Generally, thrillers and horror movies are far more terrifying if they are credible and easy to relate to. In the case of The Reef, all of the narrative machinations are believable, despite what some may believe. The notion of a shark stalking a party of humans may seem far-fetched but is not unheard of – the movie is in fact based on true events whereby a boat sunk in the Great Barrier Reef and the people aboard tried to swim to shore while a tiger shark stalked them. Also, great white sharks do indeed frequent the waters of the Great Barrier Reef, contrary to what some people may think. Meanwhile, the notion of a boat capsizing and/or sinking in the middle of the ocean is equally credible, and therefore incredibly terrifying. It’s easy to put yourself in the shoes of the characters and ask yourself what you would do in such an unnerving situation.
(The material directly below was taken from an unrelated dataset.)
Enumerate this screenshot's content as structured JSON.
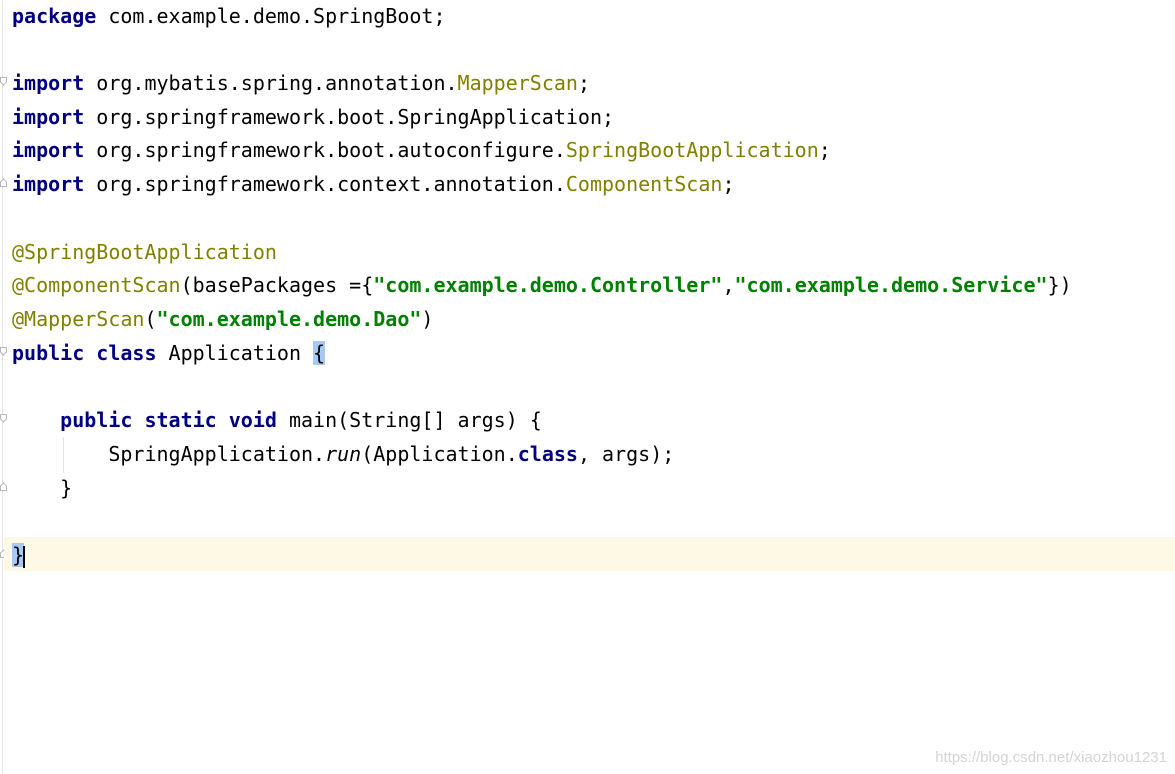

Yet another of The Reef‘s strengths is the actors, all of whom placed forth compelling portrayals of their respective roles and created distinctive characters. Headlining the movie is Damian Walshe-Howling, who was previously seen in 2006’s Macbeth and the acclaimed television series Underbelly. As Luke, Walshe-Howling is an excellent hero who ticks all the boxes: he’s charismatic, he’s commanding, and he’s a great leader. Alongside him is Gyton Grantley, who also featured in Underbelly and Balibo. Like his co-stars, Grantley is infinitely likeable, and it’s possible to care about his fate once the shark enters the picture. As the females of the picture, Adrienne Pickering and Zoe Naylor are both effortlessly charming, while Kieran Darcy-Smith (The Square) holds his own in the more minor supporting role of Warren.
Admittedly, The Reef is not perfect – a few clumsy lines mire an otherwise top-notch script (such as a corny “I love you” exchange), and there’s a head-scratching plot hole (the yacht was towing a dinghy, yet it disappears once the boat is capsized). Nevertheless, this is the shark thriller that cinema fans have been anticipating for years. It’s low-budget, sure, but the special effects are head over heals superior to other, more generously-budgeted shark features (see Deep Blue Sea or the Jaws sequels). Writer-director Traucki’s masterful manipulation of tension levels also ensure that viewers may again be hesitant to partake in a prolonged ocean swim.